It is common for women to gain weight during mid-life, and it’s often blamed on hormonal changes related to perimenopause, menopause or treatment for those changes (i.e. hormone therapy). Let’s examine the facts.
Changes as a result of declining levels of estrogen and progesterone
Changes usually start between the ages of 45-55. Ovaries slow egg production and eventually stop. As a result, the ovaries produce less estrogen and progesterone. Menstrual cycles start to change, and menopause-related symptoms may appear (hot flashes, night sweats, etc.).
Is weight gain a side effect? What does the scientific research tell us?
Much research has been done on this topic. Studies have looked at: women of the same age but in different stages of menopause; the rate of weight change in connection with menopausal status and hormonal changes; and ethnic variances. SWAN (Study of Women’s Health Across the Nation) conducted a large weight survey with 16,000 participants. No difference in BMI was found between premenopausal and post-menopausal women after age and other variables were adjusted for. SWAN did another study with a smaller group of women who were divided by ethnicity. The median weight of the women in the study did not differ by menopausal status. The average weight gain over the 3 year study was 4.5 pounds and was determined to be unrelated to menopausal status. The evidence shows that weight gain during this time is not a result of the hormonal changes.
If it’s not the hormones, why is it so much harder to lose weight or even maintain it?
Though these mid-life hormonal changes do not cause weight gain, there are factors that can contribute to weight gain.
• Changes in fat accumulation
Scientific evidence shows that estrogen depletion can cause a change in the distribution of body fat. Fat accumulation shifts to the abdominal area (even if a woman previously carried body fat mostly in her hips and thighs), which can change her overall shape and appearance. Much of that fat seems to be visceral fat, which is stored internally in the abdomen around the organs. Though hormonal fluctuations during perimenopause/menopause do change WHERE fat is accumulated, they do not cause fat mass to be gained. It still takes a 3500 calorie surplus to gain a pound of fat.

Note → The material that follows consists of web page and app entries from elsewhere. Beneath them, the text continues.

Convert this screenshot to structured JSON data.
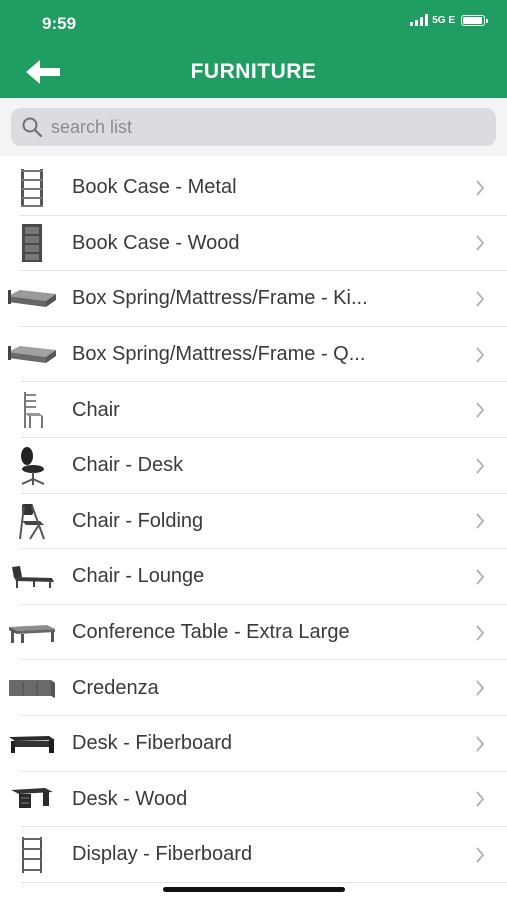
{
  "status": {
    "time": "9:59",
    "network": "5G E"
  },
  "header": {
    "title": "FURNITURE",
    "back_icon": "arrow-left-icon"
  },
  "search": {
    "placeholder": "search list",
    "value": ""
  },
  "items": [
    {
      "label": "Book Case - Metal",
      "icon": "bookcase-metal-icon"
    },
    {
      "label": "Book Case - Wood",
      "icon": "bookcase-wood-icon"
    },
    {
      "label": "Box Spring/Mattress/Frame - Ki...",
      "icon": "bed-king-icon"
    },
    {
      "label": "Box Spring/Mattress/Frame - Q...",
      "icon": "bed-queen-icon"
    },
    {
      "label": "Chair",
      "icon": "chair-icon"
    },
    {
      "label": "Chair - Desk",
      "icon": "desk-chair-icon"
    },
    {
      "label": "Chair - Folding",
      "icon": "folding-chair-icon"
    },
    {
      "label": "Chair - Lounge",
      "icon": "lounge-chair-icon"
    },
    {
      "label": "Conference Table - Extra Large",
      "icon": "conference-table-icon"
    },
    {
      "label": "Credenza",
      "icon": "credenza-icon"
    },
    {
      "label": "Desk - Fiberboard",
      "icon": "desk-fiberboard-icon"
    },
    {
      "label": "Desk - Wood",
      "icon": "desk-wood-icon"
    },
    {
      "label": "Display - Fiberboard",
      "icon": "display-fiberboard-icon"
    }
  ],
  "colors": {
    "brand_green": "#1f9d63",
    "search_bg": "#dcdce0",
    "text": "#3a3a3a"
  }
}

• Changes in Energy Levels
Night sweats can cause sleep disruptions, leaving you feeling tired, irritable and less energetic. This can make it less likely that you will exercise. When you exercise, decreased energy can affect the intensity level thus decreasing the calories expended.

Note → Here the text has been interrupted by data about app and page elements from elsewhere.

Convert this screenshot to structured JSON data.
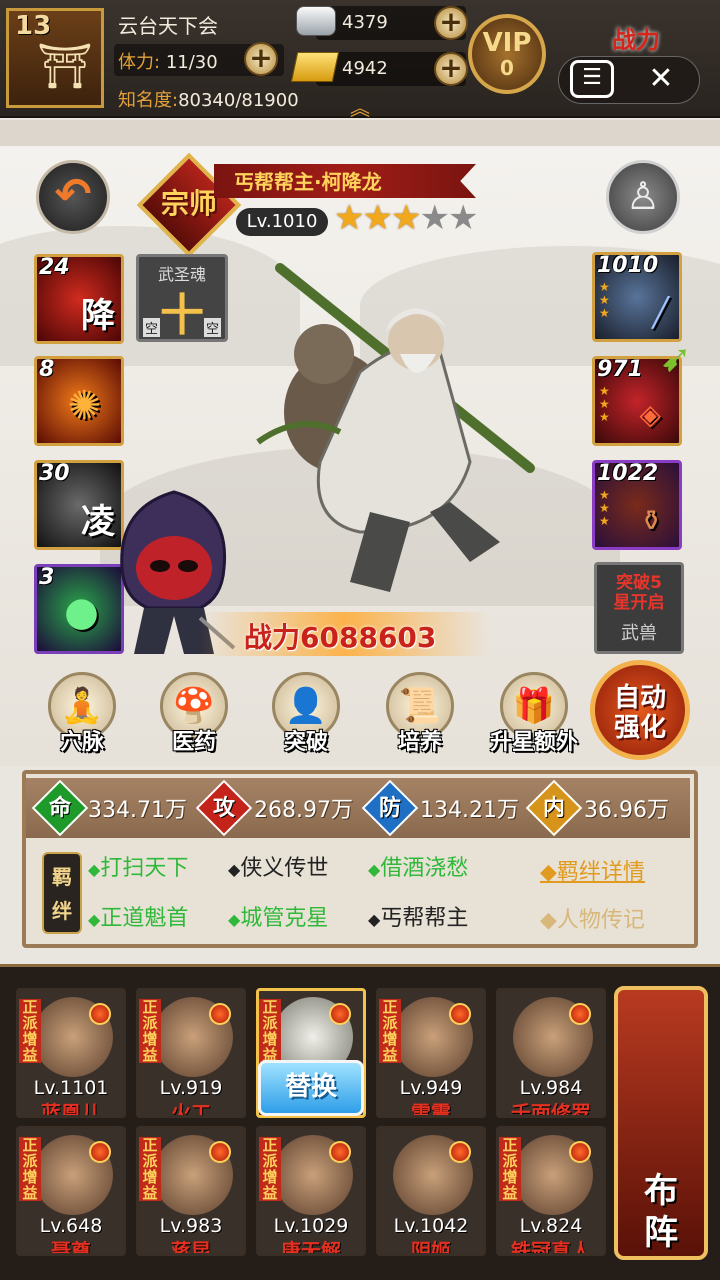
{
  "top": {
    "level": "13",
    "guild": "云台天下会",
    "stamina_label": "体力:",
    "stamina_value": "11/30",
    "fame_label": "知名度:",
    "fame_value": "80340/81900",
    "silver": "4379",
    "gold": "4942",
    "vip_label": "VIP",
    "vip_level": "0",
    "power_tag": "战力"
  },
  "hero": {
    "rank": "宗师",
    "title": "丐帮帮主·柯降龙",
    "level": "Lv.1010",
    "stars_on": 3,
    "stars_total": 5,
    "power_label": "战力",
    "power_value": "6088603"
  },
  "skills": [
    {
      "count": "24",
      "glyph": "降"
    },
    {
      "count": "8",
      "glyph": ""
    },
    {
      "count": "30",
      "glyph": "凌"
    },
    {
      "count": "3",
      "glyph": ""
    }
  ],
  "soul": {
    "title": "武圣魂",
    "center": "十",
    "left": "空",
    "right": "空"
  },
  "equips": [
    {
      "level": "1010"
    },
    {
      "level": "971"
    },
    {
      "level": "1022"
    }
  ],
  "beast": {
    "line1": "突破5",
    "line2": "星开启",
    "label": "武兽"
  },
  "functions": [
    "穴脉",
    "医药",
    "突破",
    "培养",
    "升星额外"
  ],
  "auto_label_1": "自动",
  "auto_label_2": "强化",
  "attributes": [
    {
      "icon": "命",
      "value": "334.71万",
      "color": "#1e9a2a"
    },
    {
      "icon": "攻",
      "value": "268.97万",
      "color": "#c4231a"
    },
    {
      "icon": "防",
      "value": "134.21万",
      "color": "#1f6fc4"
    },
    {
      "icon": "内",
      "value": "36.96万",
      "color": "#d6941a"
    }
  ],
  "bond_tag": "羁绊",
  "bonds_row1": [
    "打扫天下",
    "侠义传世",
    "借酒浇愁"
  ],
  "bonds_row2": [
    "正道魁首",
    "城管克星",
    "丐帮帮主"
  ],
  "bond_details": "◆羁绊详情",
  "bond_story": "◆人物传记",
  "team_tag": "正派增益",
  "team": [
    {
      "level": "Lv.1101",
      "name": "蓝凰儿"
    },
    {
      "level": "Lv.919",
      "name": "火工"
    },
    {
      "level": "",
      "name": ""
    },
    {
      "level": "Lv.949",
      "name": "雷震"
    },
    {
      "level": "Lv.984",
      "name": "千面修罗"
    },
    {
      "level": "Lv.648",
      "name": "聂尊"
    },
    {
      "level": "Lv.983",
      "name": "蒋昆"
    },
    {
      "level": "Lv.1029",
      "name": "唐无解"
    },
    {
      "level": "Lv.1042",
      "name": "阴姬"
    },
    {
      "level": "Lv.824",
      "name": "铁冠真人"
    }
  ],
  "swap_label": "替换",
  "formation_label": "布阵"
}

• Changes in Activity Levels
Women generally become less physically active during their 40s and beyond. This change is due to lifestyle changes, such as the demands of work, kids, etc., replacing or taking priority over physical activity. At any age, burning fewer calories from being less active and not changing caloric intake increases weight and fat mass.
• Changes as a Result of Aging
- Decreased lean mass (as you lose muscle your metabolic rate will slow). This happens as we age typically at a rate of 1-2% per decade, but it is largely due to decreased activity levels.
- Decreased aerobic capacity. This declines 5-15% per decade starting at age 25. Decreased aerobic capacity means you have to increase the amount of time spent to expend the same number of calories as you did 10 years ago. The lower your activity levels, the greater the decrease.
- Decreased caloric needs as a result of decreased activity levels.
Is increased fat in the abdominal area equivalent to fat in other areas?
No! Abdominal obesity (waist circumference 35 inches or greater for women) is associated with increased risk for heart disease, insulin resistance and type 2 diabetes.
What if I’m on hormone therapy?
Studies show that hormone replacement therapy is not associated with weight gain OR increased abdominal fat. In fact, it may prevent the abdominal fat accumulation associated with estrogen depletion. Studies have mostly shown a reduction in overall body fat, improved insulin sensitivity and lower rates of type 2 diabetes.
Does obesity or weight gain alter perimenopause/menopause?
It is well established that obesity may be associated with changes in menstrual cycle length and hormone patterns. During the menopausal transition, symptoms increase as weight increases, and obesity is a risk factor for more severe symptoms. Reductions in weight and waist circumference have been associated with decreased symptoms.
“There is no scientific evidence that menopause or hormone therapy is responsible for midlife weight gain.” North American Menopause Society
Studies have consistently shown that lifestyle and age, not menopause, are the main factors in mid-life weight gain. Hormonal changes, however, do affect the patterns of fat distribution, causing greater accumulation in the abdominal area. Decreased energy needs along with decreased energy expenditure make it necessary to monitor intake and keep exercising to maintain or improve body composition. What is the best thing to do to prevent middle age weight gain? Monitor calorie intake (and make reductions if needed), exercise, and include resistance training to preserve lean mass.